▶ Goal of the exercise: Where "true" occurs in a line of the entries below, copy that line.
Entries provided START
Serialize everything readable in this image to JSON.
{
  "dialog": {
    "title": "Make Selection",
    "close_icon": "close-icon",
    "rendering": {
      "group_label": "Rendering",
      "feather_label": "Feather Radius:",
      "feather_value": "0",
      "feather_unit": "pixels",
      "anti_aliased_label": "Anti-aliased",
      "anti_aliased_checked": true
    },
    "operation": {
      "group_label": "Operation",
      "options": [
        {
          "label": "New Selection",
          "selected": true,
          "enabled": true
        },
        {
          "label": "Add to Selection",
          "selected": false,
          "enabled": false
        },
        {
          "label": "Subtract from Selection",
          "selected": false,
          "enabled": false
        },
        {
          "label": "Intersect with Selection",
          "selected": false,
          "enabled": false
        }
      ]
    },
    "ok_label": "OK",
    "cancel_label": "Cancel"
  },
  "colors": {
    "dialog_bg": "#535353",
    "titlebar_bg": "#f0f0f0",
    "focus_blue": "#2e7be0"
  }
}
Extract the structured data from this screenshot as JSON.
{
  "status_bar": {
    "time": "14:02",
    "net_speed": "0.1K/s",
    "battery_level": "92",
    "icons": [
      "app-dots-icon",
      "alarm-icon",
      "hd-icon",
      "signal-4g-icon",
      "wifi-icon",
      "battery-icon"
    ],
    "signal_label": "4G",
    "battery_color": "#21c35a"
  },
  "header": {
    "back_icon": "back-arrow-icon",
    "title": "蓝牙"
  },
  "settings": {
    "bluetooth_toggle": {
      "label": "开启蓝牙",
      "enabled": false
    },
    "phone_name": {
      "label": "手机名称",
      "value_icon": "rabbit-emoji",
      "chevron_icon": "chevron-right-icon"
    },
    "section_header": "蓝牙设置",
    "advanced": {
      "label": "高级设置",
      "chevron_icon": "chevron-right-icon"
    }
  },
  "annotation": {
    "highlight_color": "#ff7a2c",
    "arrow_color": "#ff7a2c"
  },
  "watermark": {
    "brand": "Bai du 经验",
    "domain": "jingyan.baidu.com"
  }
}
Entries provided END
▶ Result below:
      "anti_aliased_checked": true
          "selected": true,
          "enabled": true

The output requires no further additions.